--- START ---

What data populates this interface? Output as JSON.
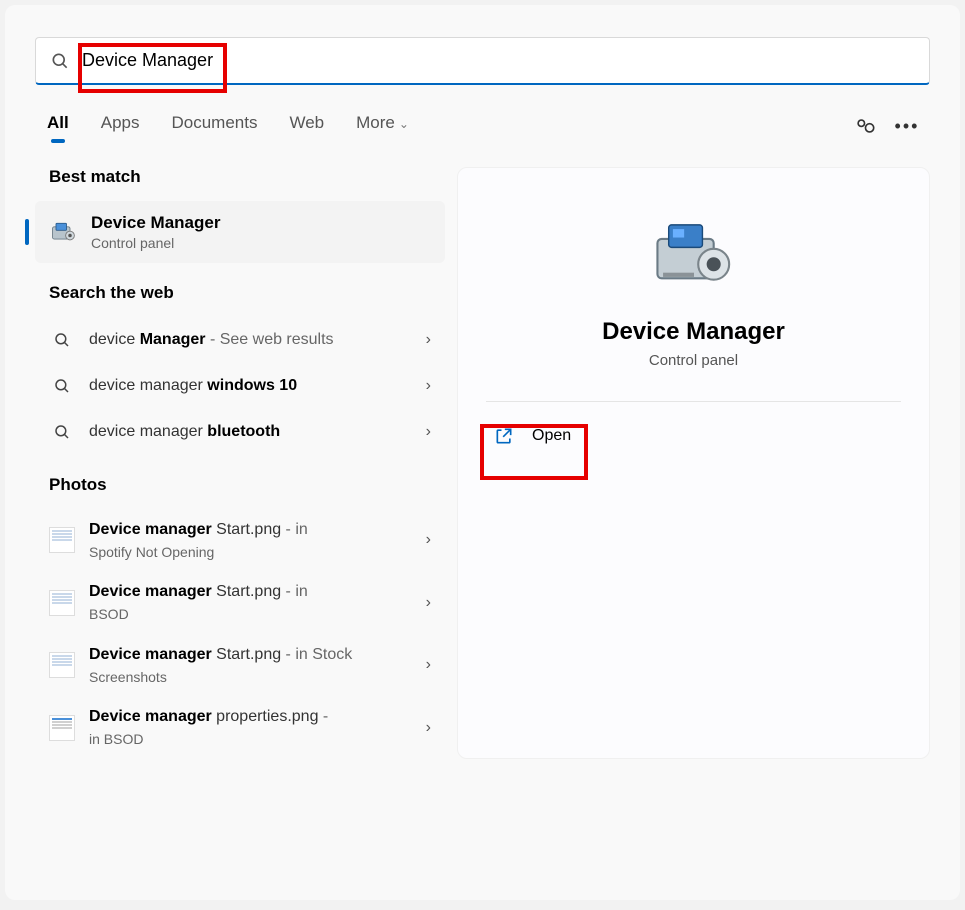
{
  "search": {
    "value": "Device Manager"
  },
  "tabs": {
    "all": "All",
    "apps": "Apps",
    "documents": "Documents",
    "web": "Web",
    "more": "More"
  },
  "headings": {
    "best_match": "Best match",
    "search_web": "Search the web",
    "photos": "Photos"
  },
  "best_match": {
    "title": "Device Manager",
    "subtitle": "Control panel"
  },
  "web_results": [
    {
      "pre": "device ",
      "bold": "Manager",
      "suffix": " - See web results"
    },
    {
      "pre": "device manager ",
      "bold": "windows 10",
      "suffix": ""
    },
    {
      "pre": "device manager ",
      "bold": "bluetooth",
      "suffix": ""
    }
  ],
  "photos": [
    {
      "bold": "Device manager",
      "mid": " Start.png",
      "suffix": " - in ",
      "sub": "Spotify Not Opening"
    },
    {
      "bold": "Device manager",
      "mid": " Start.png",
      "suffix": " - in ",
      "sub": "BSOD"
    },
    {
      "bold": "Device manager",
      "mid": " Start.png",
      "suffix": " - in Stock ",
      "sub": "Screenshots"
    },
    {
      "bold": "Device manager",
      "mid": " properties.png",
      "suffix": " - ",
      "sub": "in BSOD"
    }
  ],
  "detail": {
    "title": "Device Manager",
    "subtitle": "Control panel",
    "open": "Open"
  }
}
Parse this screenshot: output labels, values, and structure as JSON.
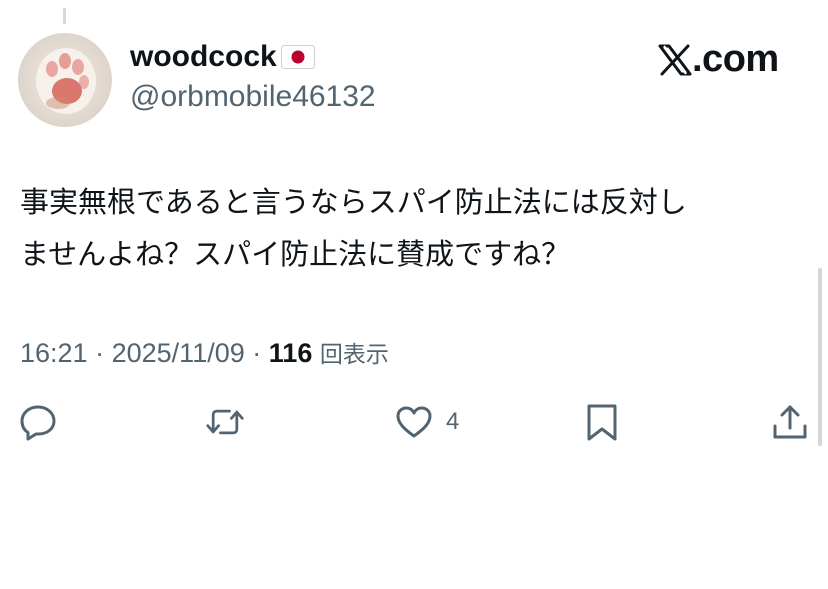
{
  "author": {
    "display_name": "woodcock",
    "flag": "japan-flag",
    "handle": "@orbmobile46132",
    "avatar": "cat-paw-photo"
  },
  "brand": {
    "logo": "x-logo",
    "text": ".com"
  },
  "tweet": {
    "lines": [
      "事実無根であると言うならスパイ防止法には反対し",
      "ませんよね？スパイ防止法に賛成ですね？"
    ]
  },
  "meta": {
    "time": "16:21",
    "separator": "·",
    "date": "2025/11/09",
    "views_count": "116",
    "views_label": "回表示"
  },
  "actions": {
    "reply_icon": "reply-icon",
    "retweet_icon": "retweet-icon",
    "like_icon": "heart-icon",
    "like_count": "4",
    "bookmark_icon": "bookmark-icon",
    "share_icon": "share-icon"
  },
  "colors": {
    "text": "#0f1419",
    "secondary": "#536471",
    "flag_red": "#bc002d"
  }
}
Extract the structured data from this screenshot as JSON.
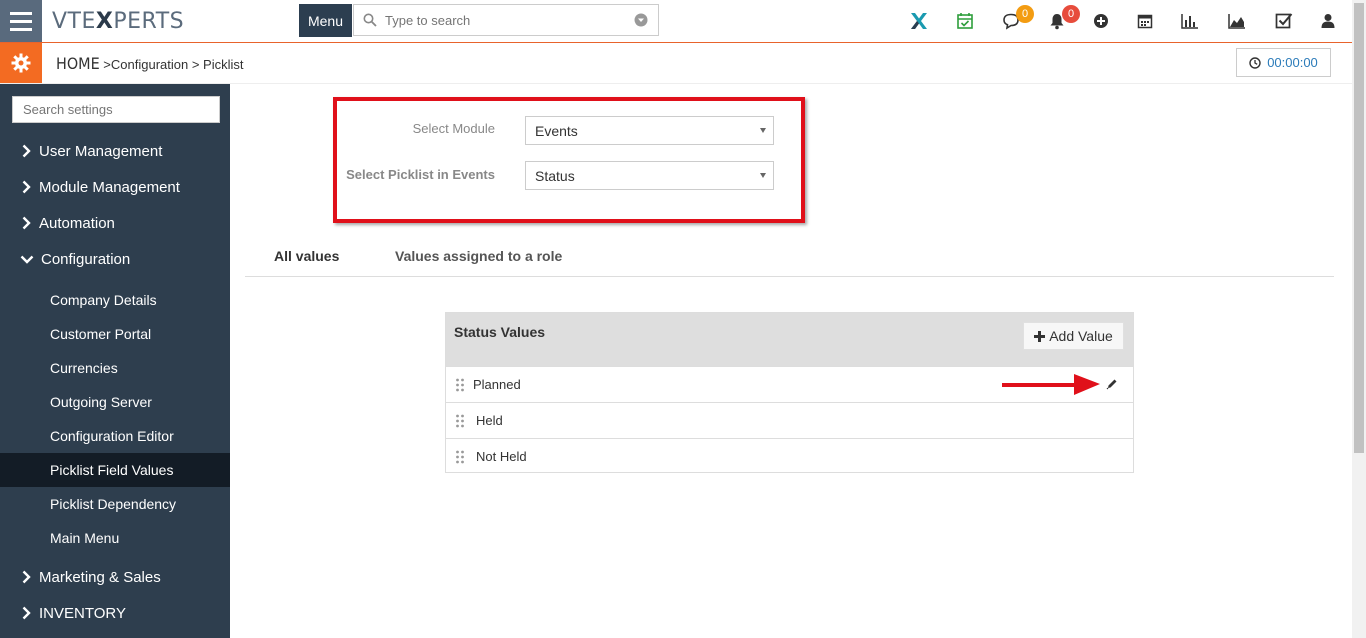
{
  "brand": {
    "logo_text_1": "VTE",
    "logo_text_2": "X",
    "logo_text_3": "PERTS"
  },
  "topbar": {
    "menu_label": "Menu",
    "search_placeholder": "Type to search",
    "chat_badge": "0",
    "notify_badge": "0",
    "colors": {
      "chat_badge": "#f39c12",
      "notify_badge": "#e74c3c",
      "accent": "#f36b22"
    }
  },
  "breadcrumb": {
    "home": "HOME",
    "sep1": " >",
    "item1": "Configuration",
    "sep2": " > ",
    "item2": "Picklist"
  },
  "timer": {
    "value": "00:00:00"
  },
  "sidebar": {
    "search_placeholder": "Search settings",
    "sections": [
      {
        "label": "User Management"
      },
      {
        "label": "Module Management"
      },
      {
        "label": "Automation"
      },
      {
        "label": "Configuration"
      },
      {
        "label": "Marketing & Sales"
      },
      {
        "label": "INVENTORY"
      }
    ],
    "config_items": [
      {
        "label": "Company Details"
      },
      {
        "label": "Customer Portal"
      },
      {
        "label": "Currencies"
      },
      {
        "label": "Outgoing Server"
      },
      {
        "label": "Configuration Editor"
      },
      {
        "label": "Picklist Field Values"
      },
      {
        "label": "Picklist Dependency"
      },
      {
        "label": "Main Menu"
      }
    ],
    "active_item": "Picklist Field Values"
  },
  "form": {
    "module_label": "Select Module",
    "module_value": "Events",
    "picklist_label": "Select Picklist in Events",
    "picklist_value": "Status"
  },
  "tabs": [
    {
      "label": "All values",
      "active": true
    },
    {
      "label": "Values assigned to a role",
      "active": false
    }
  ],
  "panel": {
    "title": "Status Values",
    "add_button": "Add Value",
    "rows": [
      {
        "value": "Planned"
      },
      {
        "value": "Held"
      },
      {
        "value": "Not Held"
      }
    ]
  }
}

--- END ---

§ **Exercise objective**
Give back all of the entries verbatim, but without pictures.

§ **The answer**
What data populates this interface? Output as JSON.
{
  "search": {
    "value": "Device Manager"
  },
  "tabs": {
    "all": "All",
    "apps": "Apps",
    "documents": "Documents",
    "web": "Web",
    "more": "More"
  },
  "headings": {
    "best_match": "Best match",
    "search_web": "Search the web",
    "photos": "Photos"
  },
  "best_match": {
    "title": "Device Manager",
    "subtitle": "Control panel"
  },
  "web_results": [
    {
      "pre": "device ",
      "bold": "Manager",
      "suffix": " - See web results"
    },
    {
      "pre": "device manager ",
      "bold": "windows 10",
      "suffix": ""
    },
    {
      "pre": "device manager ",
      "bold": "bluetooth",
      "suffix": ""
    }
  ],
  "photos": [
    {
      "bold": "Device manager",
      "mid": " Start.png",
      "suffix": " - in ",
      "sub": "Spotify Not Opening"
    },
    {
      "bold": "Device manager",
      "mid": " Start.png",
      "suffix": " - in ",
      "sub": "BSOD"
    },
    {
      "bold": "Device manager",
      "mid": " Start.png",
      "suffix": " - in Stock ",
      "sub": "Screenshots"
    },
    {
      "bold": "Device manager",
      "mid": " properties.png",
      "suffix": " - ",
      "sub": "in BSOD"
    }
  ],
  "detail": {
    "title": "Device Manager",
    "subtitle": "Control panel",
    "open": "Open"
  }
}
Parse this screenshot: output labels, values, and structure as JSON.
{
  "author": {
    "display_name": "woodcock",
    "flag": "japan-flag",
    "handle": "@orbmobile46132",
    "avatar": "cat-paw-photo"
  },
  "brand": {
    "logo": "x-logo",
    "text": ".com"
  },
  "tweet": {
    "lines": [
      "事実無根であると言うならスパイ防止法には反対し",
      "ませんよね？スパイ防止法に賛成ですね？"
    ]
  },
  "meta": {
    "time": "16:21",
    "separator": "·",
    "date": "2025/11/09",
    "views_count": "116",
    "views_label": "回表示"
  },
  "actions": {
    "reply_icon": "reply-icon",
    "retweet_icon": "retweet-icon",
    "like_icon": "heart-icon",
    "like_count": "4",
    "bookmark_icon": "bookmark-icon",
    "share_icon": "share-icon"
  },
  "colors": {
    "text": "#0f1419",
    "secondary": "#536471",
    "flag_red": "#bc002d"
  }
}
Extract the structured data from this screenshot as JSON.
{
  "brand": {
    "logo_text_1": "VTE",
    "logo_text_2": "X",
    "logo_text_3": "PERTS"
  },
  "topbar": {
    "menu_label": "Menu",
    "search_placeholder": "Type to search",
    "chat_badge": "0",
    "notify_badge": "0",
    "colors": {
      "chat_badge": "#f39c12",
      "notify_badge": "#e74c3c",
      "accent": "#f36b22"
    }
  },
  "breadcrumb": {
    "home": "HOME",
    "sep1": " >",
    "item1": "Configuration",
    "sep2": " > ",
    "item2": "Picklist"
  },
  "timer": {
    "value": "00:00:00"
  },
  "sidebar": {
    "search_placeholder": "Search settings",
    "sections": [
      {
        "label": "User Management"
      },
      {
        "label": "Module Management"
      },
      {
        "label": "Automation"
      },
      {
        "label": "Configuration"
      },
      {
        "label": "Marketing & Sales"
      },
      {
        "label": "INVENTORY"
      }
    ],
    "config_items": [
      {
        "label": "Company Details"
      },
      {
        "label": "Customer Portal"
      },
      {
        "label": "Currencies"
      },
      {
        "label": "Outgoing Server"
      },
      {
        "label": "Configuration Editor"
      },
      {
        "label": "Picklist Field Values"
      },
      {
        "label": "Picklist Dependency"
      },
      {
        "label": "Main Menu"
      }
    ],
    "active_item": "Picklist Field Values"
  },
  "form": {
    "module_label": "Select Module",
    "module_value": "Events",
    "picklist_label": "Select Picklist in Events",
    "picklist_value": "Status"
  },
  "tabs": [
    {
      "label": "All values",
      "active": true
    },
    {
      "label": "Values assigned to a role",
      "active": false
    }
  ],
  "panel": {
    "title": "Status Values",
    "add_button": "Add Value",
    "rows": [
      {
        "value": "Planned"
      },
      {
        "value": "Held"
      },
      {
        "value": "Not Held"
      }
    ]
  }
}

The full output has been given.